I ask the barman who tells me there might be something going on upstairs and points to the mezzanine – “brilliant” I think, “I’ll hear them from down here”.
I realise too late that everyone is having fun without me in a totally separate part of the venue.
Sorry, Antibarrier, I’m sure you were excellent.
I arrive in time to witness the poetry of Kevin P. Gilday.
He opens with a poem that touches upon having a Hitler-esque moustache drawing laughter from the crowd.
His poetry is delivered with a charming Glasgow inflection, which makes this Perthite go weak at the ears.
My favourite of his is ‘To Live and Die in Dennistoun’, a scathing monologue of living and growing up in Glasgow’s East End.
Scornful observations peppered throughout his three minute tirade, Gilday ends it with a sentiment of 75% of Glasgow, “I’d rather be here than the fucking West End”.
His final poem ‘It’s Not Good Enough’, a sort of stick it to the man, don’t settle for what you’re given prose, a reminder that we’re each responsible for what happens in our own lives; it earns a well deserved raucous cheer from the crowd.
The DDN is up next and quite rightly; he doesn’t like the crowd speaking while his dark soundscape echoes round the now fairly packed Old Hairdressers (he made this clear by shooshing us).
Hold on to your hats, folks!
We’re obviously in for a bloody treat.
“Why can I still hear talking…?”
Oh, and again… he really isn’t happy.
Don’t worry though; it’s going to be a belter.
I glance at his t-shirt, “I don’t have friends”, perhaps this is why he’s pissed off.
So after what I assume are some technical problems, what I have on display at the moment is possibly the wankiest, most pretentious thing I have witnessed.
Like something that Chris Morris has invented, The DDN is now dancing around the stage to a hip-hop beat making random yelps.
Throughout his mishmash of bizarreness (during which the crowd is still talking) it sounds like someone’s switched on their hoover… oh wait, he has.
Over this there is more shouting, however not in time with anything.
As a performance piece, maybe The DDN would work but due to our friend, with no friends, looking like he’s just stepped out of the Glasgow Comic Con, it really doesn’t and he is coming across as arrogant.
Topping the bill, we have some good old Scottish post-rock nourishment.

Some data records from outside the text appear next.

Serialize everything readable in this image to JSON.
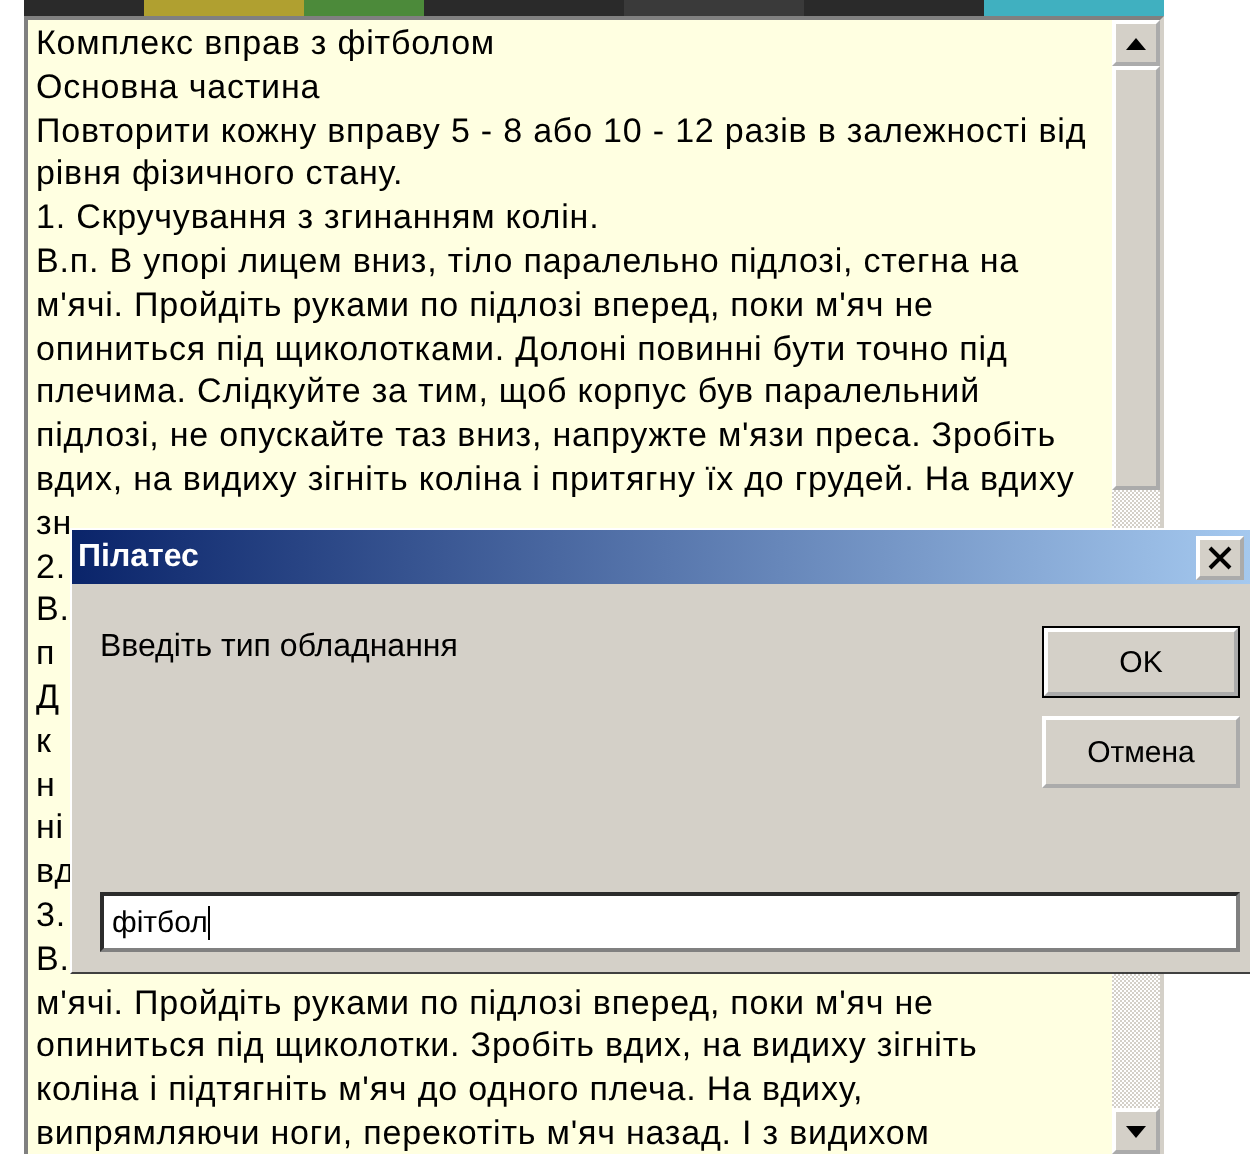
{
  "memo": {
    "lines": [
      "Комплекс вправ з фітболом",
      "Основна частина",
      "Повторити кожну вправу 5 - 8 або 10 - 12 разів в залежності від",
      "рівня фізичного стану.",
      "1. Скручування з згинанням колін.",
      "В.п. В упорі лицем вниз, тіло паралельно підлозі, стегна на",
      "м'ячі. Пройдіть руками по підлозі вперед, поки м'яч не",
      "опиниться під щиколотками. Долоні повинні бути точно під",
      "плечима. Слідкуйте за тим, щоб корпус був паралельний",
      "підлозі, не опускайте таз вниз, напружте м'язи преса. Зробіть",
      "вдих, на видиху зігніть коліна і притягну їх до грудей. На вдиху",
      "зн",
      "2.",
      "В.",
      "п",
      "Д",
      "к",
      "н",
      "ні",
      "вд",
      "3.",
      "В.",
      "м'ячі. Пройдіть руками по підлозі вперед, поки м'яч не",
      "опиниться під щиколотки. Зробіть вдих, на видиху зігніть",
      "коліна і підтягніть м'яч до одного плеча. На вдиху,",
      "випрямляючи ноги, перекотіть м'яч назад. І з видихом"
    ]
  },
  "dialog": {
    "title": "Пілатес",
    "prompt": "Введіть тип обладнання",
    "buttons": [
      {
        "label": "OK",
        "default": true
      },
      {
        "label": "Отмена",
        "default": false
      }
    ],
    "input": {
      "value": "фітбол"
    }
  }
}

This is my first time witnessing Le Thug although on the strength of their exciting debut EP Ripping, I’m anticipating wonderful things.
The sound they produce is a noisy three-way between My Bloody Valentine, Sigur Ros and Fuck Buttons.
Their rough sounding drone has moments of pleasance and Clio Alexandra MacLellan’s vocals lend the songs a melodic reprieve saving them from becoming white noise.
By no means is Le Thug perfect, some songs linger for a little too long and guitar parts maybe meander off and get lost in some of the turbulence formed in the background.
Having said that they’re doing a good job.
And much like Fuck Buttons supplying London 2012 with an Olympic soundtrack, take heed any Commonwealth committee members out there, I think you’ve got your surprise theme in the making.
Words: Ben Nairn
Photos: Neil Donaldson